Sure hope that wasn’t Wilson’s final game as a Ranger.

9.         Speaking of ALDS Game 2 last year, James Shields went 4.1-4-4-4-0-2 in that one.

10.       And speaking of 2010 post-season memories to erase – or to use as motivation – Shields and Derek Holland both have them.  They’ve done lots of very good things in the intervening year, and both said things before yesterday’s games that would tend to make you think they’re a lot less concerned about last October than fans of their teams might be.

My 11-year-old daughter asked me this morning who was pitching for Texas tonight.  I told her.  “Oh good!” Erica said.  I asked why she said that, figuring on one of two or three answers that might have involved a Dutchstache or his goofy interviews.

She said: “Because he’s the one we score all those runs for all the time!”  (She might have said “points.”)

And she’s right.  She’s right about the run support Holland gets (a staggering Major League-leading 9.23 runs in 2011).

But she’s also right about looking forward and not moping about what’s over and done.  The Rangers team is good about that.  I try to be.  I’m not always very good about it.

But Erica’s got me thinking straight again.  Holland has been pitching well, this team tends to score when he’s pitching for whatever reason, and Moore proved yesterday that there’s more to this than track record.

Holland has come up big many times.  His next opportunity is in seven hours.

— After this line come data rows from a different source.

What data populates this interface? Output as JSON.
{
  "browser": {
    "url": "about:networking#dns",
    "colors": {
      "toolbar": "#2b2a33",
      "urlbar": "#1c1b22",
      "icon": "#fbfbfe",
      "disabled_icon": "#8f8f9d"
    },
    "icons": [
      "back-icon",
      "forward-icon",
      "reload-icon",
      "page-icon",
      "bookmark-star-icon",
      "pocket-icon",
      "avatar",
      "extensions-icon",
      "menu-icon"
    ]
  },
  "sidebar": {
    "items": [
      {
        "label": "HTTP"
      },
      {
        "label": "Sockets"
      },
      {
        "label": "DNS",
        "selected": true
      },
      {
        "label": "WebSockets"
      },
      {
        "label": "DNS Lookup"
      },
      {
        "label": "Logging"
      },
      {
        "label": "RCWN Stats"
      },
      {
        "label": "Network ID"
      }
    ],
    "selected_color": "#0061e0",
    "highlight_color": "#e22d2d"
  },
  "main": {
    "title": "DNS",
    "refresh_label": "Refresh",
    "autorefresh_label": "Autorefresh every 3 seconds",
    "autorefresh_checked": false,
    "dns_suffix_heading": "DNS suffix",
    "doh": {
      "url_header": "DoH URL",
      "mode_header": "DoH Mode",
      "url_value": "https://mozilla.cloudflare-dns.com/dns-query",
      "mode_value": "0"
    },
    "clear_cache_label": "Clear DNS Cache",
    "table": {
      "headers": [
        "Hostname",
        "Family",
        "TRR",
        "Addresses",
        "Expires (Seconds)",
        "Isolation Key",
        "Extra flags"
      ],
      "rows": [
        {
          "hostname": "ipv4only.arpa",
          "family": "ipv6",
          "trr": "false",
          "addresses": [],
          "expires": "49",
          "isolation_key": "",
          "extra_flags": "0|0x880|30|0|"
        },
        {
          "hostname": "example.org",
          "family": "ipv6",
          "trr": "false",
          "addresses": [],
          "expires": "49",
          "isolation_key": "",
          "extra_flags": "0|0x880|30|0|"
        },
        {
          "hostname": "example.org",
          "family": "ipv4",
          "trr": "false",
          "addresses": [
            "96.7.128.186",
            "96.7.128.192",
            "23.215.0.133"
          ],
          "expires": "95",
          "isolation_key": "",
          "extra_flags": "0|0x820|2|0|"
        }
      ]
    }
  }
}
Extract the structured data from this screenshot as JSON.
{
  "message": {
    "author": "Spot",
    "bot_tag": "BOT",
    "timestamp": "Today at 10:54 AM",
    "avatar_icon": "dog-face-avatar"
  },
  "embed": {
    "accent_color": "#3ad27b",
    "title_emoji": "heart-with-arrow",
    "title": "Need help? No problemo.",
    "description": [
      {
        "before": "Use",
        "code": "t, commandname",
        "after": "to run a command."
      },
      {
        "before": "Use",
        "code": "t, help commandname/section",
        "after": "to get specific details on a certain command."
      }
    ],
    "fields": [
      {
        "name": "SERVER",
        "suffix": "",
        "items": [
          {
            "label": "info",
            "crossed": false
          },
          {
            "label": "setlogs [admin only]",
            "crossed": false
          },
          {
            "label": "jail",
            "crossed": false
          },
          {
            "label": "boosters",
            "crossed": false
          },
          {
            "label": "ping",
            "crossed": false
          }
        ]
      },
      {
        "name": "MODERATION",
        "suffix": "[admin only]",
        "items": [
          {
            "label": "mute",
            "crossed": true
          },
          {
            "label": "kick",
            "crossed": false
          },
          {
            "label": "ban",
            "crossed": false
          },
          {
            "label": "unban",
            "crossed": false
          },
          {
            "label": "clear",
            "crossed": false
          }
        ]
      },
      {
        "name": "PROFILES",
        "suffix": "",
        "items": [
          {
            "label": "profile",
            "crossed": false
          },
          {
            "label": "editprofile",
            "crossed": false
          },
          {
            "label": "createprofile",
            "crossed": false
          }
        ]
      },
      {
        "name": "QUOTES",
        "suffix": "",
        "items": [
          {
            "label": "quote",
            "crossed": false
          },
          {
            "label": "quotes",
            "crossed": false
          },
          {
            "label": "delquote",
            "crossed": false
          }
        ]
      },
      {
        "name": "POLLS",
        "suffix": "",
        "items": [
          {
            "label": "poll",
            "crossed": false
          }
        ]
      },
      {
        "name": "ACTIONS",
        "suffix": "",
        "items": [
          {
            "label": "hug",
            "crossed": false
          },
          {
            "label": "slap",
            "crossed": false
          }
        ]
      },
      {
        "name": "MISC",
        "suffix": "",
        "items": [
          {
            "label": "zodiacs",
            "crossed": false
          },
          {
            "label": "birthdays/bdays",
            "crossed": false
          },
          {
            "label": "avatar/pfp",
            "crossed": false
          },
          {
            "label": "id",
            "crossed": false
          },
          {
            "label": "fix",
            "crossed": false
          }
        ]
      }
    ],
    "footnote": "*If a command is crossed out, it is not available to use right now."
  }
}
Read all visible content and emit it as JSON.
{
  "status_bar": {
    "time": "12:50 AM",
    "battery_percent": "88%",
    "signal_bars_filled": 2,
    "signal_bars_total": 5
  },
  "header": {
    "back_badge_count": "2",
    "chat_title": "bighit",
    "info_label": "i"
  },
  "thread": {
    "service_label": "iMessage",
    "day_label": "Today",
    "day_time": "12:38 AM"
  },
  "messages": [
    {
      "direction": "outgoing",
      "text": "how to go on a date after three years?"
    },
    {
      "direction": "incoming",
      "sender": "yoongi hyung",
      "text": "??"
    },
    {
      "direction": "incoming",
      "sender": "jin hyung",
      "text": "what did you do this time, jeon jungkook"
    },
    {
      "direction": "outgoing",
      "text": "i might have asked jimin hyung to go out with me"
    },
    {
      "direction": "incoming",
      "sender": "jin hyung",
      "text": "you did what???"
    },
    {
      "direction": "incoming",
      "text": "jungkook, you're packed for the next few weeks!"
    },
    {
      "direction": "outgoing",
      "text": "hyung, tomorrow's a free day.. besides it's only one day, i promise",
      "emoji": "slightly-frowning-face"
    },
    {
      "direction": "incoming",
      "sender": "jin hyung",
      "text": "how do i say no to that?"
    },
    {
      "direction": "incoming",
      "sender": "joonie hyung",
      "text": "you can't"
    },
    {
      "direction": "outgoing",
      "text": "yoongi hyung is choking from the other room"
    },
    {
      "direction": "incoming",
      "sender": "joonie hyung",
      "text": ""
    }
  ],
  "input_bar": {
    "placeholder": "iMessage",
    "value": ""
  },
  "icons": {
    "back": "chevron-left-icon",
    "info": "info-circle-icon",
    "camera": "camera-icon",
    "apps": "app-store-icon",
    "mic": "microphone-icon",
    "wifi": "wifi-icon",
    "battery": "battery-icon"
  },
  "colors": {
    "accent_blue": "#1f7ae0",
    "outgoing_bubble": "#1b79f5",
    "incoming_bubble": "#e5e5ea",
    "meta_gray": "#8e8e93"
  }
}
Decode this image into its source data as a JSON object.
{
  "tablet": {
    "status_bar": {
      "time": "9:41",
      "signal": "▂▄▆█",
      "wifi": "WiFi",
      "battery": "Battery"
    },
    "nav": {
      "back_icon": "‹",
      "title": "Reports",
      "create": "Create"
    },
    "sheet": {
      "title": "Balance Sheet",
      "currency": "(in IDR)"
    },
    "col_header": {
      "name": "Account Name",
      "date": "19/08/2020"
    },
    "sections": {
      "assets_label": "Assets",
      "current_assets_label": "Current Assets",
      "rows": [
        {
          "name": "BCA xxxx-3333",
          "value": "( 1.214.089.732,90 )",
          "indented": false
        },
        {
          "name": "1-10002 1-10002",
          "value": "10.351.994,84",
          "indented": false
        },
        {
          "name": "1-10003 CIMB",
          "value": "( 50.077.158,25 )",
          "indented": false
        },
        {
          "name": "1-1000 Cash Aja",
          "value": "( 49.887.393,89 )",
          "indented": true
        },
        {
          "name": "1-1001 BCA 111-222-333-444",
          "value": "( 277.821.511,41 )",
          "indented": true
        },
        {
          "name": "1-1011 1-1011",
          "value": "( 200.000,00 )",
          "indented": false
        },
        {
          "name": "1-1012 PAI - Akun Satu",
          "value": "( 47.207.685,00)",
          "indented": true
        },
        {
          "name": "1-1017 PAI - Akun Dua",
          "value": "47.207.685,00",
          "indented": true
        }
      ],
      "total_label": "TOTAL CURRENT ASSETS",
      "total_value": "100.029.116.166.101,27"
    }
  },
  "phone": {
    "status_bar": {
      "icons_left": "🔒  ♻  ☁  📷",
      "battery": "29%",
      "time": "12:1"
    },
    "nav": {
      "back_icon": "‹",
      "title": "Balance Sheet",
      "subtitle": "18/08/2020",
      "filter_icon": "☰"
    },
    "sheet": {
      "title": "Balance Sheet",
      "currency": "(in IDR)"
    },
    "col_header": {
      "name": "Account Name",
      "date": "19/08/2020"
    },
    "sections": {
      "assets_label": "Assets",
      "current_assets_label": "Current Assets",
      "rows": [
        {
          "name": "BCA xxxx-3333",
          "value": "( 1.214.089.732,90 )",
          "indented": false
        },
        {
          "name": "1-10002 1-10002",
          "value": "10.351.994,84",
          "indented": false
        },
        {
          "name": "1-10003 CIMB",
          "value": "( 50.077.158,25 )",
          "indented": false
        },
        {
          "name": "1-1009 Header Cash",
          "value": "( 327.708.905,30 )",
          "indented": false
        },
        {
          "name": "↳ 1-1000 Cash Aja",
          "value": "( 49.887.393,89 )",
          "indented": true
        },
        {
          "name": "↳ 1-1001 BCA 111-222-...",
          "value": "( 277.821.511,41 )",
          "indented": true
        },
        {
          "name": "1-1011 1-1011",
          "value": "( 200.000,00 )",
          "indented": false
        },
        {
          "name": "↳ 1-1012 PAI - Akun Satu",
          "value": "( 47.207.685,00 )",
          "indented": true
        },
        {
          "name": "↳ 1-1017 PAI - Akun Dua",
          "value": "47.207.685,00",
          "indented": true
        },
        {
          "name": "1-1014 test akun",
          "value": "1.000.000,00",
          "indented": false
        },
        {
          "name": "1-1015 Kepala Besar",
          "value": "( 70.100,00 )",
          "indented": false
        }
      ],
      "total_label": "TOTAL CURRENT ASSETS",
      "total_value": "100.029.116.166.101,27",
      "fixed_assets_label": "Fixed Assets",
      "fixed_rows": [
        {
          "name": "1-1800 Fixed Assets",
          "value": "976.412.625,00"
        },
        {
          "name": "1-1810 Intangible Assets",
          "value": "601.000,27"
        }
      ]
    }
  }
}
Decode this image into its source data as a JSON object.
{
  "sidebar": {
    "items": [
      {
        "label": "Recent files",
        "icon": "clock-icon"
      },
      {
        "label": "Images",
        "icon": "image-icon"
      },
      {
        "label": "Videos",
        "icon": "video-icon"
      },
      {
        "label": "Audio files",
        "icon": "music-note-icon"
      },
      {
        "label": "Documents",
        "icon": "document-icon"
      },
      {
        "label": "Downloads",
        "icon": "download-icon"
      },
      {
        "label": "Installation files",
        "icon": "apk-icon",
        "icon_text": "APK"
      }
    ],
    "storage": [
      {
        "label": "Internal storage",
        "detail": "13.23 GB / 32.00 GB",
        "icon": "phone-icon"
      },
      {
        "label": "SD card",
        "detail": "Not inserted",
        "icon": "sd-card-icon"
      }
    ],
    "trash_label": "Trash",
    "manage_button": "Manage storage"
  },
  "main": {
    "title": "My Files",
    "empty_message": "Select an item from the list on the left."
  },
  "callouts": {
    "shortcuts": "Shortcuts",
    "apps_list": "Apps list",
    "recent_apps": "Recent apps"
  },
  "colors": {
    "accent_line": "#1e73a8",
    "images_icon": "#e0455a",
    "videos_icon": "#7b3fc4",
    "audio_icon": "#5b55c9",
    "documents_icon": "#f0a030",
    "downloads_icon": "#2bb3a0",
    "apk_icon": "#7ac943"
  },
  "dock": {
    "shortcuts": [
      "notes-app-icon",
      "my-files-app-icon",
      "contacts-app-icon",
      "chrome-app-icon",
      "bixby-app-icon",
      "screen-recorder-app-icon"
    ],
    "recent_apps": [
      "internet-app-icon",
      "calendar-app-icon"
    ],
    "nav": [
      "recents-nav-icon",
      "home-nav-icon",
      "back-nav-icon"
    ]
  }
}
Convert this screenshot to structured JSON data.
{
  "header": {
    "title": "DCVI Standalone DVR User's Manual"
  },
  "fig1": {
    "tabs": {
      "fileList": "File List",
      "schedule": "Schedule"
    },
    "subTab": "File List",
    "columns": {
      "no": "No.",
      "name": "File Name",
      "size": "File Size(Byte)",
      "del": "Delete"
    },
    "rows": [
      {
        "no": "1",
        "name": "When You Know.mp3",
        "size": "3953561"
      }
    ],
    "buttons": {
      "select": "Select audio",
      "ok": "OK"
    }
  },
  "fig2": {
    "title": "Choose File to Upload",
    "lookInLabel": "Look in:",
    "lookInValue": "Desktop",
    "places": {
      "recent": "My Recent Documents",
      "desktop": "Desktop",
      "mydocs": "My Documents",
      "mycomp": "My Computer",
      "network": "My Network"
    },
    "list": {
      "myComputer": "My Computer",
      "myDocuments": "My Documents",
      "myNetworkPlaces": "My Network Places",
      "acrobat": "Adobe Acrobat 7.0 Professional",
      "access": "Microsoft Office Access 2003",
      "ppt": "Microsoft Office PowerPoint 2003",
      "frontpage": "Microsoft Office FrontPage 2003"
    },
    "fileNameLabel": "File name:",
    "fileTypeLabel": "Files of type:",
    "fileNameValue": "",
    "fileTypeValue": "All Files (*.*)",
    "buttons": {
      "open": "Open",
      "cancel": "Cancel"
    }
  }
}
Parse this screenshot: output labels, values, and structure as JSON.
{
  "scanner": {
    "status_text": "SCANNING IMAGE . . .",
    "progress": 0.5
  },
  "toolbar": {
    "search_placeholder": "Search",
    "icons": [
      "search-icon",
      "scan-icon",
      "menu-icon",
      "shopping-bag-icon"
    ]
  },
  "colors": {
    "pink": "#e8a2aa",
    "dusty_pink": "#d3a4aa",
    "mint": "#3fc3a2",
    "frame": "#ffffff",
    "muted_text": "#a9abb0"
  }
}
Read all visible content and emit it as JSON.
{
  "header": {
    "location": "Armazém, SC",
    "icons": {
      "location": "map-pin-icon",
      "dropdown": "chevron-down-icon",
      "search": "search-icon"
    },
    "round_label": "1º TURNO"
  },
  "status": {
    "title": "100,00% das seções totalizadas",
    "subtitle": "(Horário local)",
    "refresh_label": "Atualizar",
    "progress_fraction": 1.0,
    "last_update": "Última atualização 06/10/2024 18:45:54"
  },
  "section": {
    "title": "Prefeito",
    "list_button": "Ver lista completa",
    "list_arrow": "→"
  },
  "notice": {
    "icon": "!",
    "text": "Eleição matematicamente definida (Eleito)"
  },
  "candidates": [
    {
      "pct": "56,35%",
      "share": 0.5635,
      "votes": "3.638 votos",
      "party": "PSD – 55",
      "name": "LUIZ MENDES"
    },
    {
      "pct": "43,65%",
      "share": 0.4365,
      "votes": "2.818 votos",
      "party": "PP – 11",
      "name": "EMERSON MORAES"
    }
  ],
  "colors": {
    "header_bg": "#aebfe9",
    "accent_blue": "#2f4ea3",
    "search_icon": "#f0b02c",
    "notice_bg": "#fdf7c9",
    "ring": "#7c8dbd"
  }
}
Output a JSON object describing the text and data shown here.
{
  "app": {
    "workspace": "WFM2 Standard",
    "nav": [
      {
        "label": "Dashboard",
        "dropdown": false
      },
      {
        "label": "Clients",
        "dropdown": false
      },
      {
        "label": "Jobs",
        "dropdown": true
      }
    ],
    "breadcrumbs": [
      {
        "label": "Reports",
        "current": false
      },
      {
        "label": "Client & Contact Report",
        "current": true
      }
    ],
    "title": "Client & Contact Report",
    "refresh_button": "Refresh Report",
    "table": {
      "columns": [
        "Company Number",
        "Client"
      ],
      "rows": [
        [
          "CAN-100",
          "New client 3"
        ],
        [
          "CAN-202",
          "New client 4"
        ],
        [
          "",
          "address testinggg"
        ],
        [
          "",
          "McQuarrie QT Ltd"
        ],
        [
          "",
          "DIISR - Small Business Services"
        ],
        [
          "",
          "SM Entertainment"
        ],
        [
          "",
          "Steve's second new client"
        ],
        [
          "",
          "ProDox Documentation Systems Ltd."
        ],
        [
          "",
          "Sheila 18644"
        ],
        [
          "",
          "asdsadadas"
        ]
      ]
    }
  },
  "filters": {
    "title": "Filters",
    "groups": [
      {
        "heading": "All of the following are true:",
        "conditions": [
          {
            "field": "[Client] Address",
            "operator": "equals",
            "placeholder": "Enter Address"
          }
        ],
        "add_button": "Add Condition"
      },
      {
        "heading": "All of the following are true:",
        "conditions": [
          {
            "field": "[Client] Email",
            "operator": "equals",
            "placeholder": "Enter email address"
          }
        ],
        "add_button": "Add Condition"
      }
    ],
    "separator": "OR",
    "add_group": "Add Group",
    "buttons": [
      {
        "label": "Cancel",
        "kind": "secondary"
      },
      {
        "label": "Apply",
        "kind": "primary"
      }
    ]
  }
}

11.       As Bob Sturm likes to remind us:  A slam dunk still counts as only two points.